At The Center Of Abstract Existence
8 bit aesthetics have become pretty common as source material and inspiration for electronic music of all stripes. Ottawa’s Hätz are amongst the acts bringing them into an industrial context, and although their debut album At The Center Of Abstract Existence plays those elements up in their album art and the Super Mario referencing opener “Kremlin Koopa”, it’s far from being the only weapon in their arsenal. You’re just as likely to find them engaging in sound collage on the lo-fi “Notes” or grinding out a mutated synth ballad on “Shoeicide” as you are to hear them going a fairly straightforward dance route as on the Gothsicles-esque “Fucking Bass”. You could accuse the duo of working the video game thing as a gimmick, but they’re applied the sounds in such oddball ways that it’s hard to buy that they’re taking the easy route with anything. Even when Hätz are relying on familiar sounds, they manage to keep it pleasingly weird.

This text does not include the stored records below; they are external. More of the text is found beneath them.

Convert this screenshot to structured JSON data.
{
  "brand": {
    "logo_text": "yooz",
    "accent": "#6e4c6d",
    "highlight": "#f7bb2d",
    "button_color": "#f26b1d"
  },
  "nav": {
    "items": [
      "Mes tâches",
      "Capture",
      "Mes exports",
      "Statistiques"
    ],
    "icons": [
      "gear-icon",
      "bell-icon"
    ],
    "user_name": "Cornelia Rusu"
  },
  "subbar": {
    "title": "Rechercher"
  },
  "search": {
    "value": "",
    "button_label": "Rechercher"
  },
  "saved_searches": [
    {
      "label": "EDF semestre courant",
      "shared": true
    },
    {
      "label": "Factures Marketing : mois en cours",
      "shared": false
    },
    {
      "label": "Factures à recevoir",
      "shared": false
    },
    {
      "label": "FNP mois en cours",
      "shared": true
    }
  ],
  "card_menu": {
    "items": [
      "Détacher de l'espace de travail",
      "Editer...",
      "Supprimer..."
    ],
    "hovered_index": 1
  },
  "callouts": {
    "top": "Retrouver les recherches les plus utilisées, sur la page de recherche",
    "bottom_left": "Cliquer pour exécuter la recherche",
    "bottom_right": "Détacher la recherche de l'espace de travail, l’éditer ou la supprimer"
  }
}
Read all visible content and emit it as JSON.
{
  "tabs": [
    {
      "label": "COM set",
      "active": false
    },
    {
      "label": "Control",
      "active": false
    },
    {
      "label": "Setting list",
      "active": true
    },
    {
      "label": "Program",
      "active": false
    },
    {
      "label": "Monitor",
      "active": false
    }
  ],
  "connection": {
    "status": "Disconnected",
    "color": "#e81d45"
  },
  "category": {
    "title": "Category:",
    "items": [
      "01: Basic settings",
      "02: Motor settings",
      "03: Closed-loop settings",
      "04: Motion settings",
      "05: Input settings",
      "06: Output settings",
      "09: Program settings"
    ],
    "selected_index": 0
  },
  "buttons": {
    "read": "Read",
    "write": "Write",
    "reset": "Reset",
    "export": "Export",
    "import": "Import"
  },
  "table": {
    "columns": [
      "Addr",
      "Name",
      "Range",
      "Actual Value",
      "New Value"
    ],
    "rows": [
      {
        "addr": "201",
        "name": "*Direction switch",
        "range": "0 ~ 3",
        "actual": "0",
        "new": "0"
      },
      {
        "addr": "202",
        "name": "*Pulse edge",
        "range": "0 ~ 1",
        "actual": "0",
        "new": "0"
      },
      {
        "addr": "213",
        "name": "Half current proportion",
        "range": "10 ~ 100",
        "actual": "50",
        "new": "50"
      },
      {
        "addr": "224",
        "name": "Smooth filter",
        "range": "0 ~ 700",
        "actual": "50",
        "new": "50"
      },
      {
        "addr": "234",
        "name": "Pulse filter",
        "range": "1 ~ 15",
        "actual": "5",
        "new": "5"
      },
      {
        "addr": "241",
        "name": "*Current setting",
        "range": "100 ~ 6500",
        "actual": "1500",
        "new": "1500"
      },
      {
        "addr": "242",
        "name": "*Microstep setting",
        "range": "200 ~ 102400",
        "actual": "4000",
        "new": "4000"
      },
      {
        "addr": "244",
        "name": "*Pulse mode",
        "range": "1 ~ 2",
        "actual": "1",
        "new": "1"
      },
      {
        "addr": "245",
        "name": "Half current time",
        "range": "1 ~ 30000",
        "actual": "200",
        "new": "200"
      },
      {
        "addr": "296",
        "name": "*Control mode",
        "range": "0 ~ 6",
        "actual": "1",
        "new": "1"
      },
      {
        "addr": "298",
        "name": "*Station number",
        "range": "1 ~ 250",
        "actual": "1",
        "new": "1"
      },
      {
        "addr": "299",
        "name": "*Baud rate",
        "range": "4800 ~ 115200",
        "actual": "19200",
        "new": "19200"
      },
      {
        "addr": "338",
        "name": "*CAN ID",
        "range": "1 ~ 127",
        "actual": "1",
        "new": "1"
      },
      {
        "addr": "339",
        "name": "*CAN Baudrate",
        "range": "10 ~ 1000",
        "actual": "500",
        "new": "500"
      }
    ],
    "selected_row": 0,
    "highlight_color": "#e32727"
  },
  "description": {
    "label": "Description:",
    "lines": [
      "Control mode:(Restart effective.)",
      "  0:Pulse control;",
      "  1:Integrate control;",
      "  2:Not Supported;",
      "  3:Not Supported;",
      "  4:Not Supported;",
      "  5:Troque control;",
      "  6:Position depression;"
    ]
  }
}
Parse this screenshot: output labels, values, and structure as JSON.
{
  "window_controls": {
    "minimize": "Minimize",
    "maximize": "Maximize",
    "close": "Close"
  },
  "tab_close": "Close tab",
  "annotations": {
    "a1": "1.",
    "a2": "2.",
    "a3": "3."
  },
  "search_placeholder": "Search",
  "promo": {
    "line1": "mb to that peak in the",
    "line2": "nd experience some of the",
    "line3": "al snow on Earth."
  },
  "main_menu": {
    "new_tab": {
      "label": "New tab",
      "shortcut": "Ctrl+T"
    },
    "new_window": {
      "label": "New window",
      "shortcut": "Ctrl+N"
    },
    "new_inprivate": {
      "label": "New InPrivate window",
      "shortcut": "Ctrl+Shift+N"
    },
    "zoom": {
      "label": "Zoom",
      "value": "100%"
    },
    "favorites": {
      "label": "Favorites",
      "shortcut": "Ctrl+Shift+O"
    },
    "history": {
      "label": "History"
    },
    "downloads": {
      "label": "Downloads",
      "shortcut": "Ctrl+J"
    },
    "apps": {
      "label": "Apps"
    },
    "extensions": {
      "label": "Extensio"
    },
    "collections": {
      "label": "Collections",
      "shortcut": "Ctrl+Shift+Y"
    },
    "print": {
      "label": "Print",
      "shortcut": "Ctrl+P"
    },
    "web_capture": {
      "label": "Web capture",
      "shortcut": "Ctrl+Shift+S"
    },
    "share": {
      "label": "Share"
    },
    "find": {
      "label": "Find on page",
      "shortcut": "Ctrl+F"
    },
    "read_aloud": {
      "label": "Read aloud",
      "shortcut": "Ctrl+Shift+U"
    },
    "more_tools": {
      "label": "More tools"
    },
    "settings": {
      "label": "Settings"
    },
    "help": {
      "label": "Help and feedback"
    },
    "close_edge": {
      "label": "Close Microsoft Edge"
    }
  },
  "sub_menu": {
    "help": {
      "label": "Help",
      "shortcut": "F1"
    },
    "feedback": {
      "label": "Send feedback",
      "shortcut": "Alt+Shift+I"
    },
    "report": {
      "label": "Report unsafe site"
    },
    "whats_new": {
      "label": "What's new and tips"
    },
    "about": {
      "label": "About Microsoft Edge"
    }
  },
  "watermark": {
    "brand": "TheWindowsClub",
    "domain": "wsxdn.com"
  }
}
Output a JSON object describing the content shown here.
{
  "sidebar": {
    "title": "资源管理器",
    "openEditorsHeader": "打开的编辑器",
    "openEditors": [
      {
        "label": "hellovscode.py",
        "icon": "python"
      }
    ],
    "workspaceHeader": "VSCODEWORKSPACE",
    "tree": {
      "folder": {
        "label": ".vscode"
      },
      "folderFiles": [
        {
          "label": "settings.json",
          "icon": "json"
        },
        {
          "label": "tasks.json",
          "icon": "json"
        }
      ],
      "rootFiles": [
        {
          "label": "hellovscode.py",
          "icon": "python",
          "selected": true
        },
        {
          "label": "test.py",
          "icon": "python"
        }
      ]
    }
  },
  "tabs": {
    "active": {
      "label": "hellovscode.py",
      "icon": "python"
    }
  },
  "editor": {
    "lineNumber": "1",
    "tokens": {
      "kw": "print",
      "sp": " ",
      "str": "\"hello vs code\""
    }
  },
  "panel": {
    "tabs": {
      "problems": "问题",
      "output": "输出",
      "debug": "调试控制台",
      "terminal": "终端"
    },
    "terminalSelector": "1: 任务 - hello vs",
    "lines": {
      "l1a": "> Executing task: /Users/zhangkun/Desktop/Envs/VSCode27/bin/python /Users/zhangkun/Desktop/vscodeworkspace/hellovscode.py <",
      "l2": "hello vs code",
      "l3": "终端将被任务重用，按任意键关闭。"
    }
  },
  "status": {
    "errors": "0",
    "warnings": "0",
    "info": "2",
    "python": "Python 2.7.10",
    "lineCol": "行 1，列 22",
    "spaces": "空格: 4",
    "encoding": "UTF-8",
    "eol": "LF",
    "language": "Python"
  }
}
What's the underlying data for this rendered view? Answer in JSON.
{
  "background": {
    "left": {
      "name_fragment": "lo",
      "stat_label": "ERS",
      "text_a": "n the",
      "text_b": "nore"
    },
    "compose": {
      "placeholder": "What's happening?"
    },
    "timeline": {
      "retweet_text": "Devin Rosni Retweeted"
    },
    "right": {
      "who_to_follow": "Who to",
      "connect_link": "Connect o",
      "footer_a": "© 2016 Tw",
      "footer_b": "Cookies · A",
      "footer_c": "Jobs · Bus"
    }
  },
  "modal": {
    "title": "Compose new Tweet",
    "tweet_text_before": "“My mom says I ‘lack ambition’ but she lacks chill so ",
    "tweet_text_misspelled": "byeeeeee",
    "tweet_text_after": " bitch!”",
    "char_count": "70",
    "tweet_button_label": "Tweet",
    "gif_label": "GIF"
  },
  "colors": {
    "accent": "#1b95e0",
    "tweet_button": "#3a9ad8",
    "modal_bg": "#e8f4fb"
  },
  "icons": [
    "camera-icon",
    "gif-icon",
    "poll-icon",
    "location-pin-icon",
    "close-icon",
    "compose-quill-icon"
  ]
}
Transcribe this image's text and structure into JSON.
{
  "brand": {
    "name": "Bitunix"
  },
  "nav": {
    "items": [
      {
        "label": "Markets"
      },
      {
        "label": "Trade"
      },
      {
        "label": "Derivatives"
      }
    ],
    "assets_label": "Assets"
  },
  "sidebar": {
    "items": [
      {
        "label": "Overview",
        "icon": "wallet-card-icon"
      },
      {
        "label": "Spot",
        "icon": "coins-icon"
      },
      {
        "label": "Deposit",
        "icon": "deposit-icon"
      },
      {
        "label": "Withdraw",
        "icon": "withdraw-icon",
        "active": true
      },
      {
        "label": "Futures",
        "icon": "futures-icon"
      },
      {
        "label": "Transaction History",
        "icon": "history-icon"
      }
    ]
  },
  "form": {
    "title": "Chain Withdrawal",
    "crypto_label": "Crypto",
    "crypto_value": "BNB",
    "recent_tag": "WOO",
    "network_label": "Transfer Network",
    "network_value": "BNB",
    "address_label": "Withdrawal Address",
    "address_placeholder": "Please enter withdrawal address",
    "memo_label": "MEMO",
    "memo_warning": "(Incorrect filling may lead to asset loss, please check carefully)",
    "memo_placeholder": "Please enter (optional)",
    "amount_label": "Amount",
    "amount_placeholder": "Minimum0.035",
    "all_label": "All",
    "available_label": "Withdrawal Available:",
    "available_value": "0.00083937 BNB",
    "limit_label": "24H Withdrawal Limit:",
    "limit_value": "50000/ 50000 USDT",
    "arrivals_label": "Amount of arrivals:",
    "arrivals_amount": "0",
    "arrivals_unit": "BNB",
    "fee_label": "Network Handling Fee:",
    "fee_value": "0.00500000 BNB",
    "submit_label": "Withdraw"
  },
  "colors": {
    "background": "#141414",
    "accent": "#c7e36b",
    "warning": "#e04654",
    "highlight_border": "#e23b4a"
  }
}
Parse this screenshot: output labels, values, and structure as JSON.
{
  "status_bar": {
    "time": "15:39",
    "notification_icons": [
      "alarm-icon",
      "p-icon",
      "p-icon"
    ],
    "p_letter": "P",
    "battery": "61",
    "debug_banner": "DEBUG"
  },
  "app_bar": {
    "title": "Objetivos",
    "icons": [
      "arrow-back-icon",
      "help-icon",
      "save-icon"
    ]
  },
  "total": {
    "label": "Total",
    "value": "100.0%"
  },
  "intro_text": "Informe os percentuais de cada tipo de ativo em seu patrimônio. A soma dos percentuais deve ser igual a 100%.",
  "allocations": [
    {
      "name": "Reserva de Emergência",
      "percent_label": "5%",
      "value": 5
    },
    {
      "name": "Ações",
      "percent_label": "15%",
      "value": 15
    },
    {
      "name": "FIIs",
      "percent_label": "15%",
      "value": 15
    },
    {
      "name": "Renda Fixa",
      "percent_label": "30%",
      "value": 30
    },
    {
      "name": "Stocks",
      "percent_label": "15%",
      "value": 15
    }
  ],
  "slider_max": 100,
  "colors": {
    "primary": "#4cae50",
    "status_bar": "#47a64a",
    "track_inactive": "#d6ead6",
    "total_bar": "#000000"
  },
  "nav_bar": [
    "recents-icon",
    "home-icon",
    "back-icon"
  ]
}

The neon-streets-at-night wing of 80s-inspired synthwave (“Outrun” as some would have it) certainly seems to be having a banner year in 2014, with artists like Perturbator and MegaDrive setting the pace in the contest to see who can be more rain-soaked and streetlight lit. VHS Glitch’s debut album Evil Technology certainly has the look and feel down pat, making up for what it lacks in individuality with pretty effective use of the burgeoning genre’s tropes. The doo-doo-doo tom fills and patches of wailing six string on “Blood In Blood Out” are spot-on, as are the moody arps on and digital choir stabs on “Return”. Commendably the album spends a great deal of time outside the straightforward “driving music” motif, often breaking from propulsive 4/4 drums to build up and breakdown tension, as on “Can’t Catch Me”, where a lengthy break in the middle of the track builds up to a hot blast of guitar licks on the outro. There’s potential for VHS Glitch beyond being just another style throwback; with his sound locked down he has plenty of room to start exploring what he can do beyond it.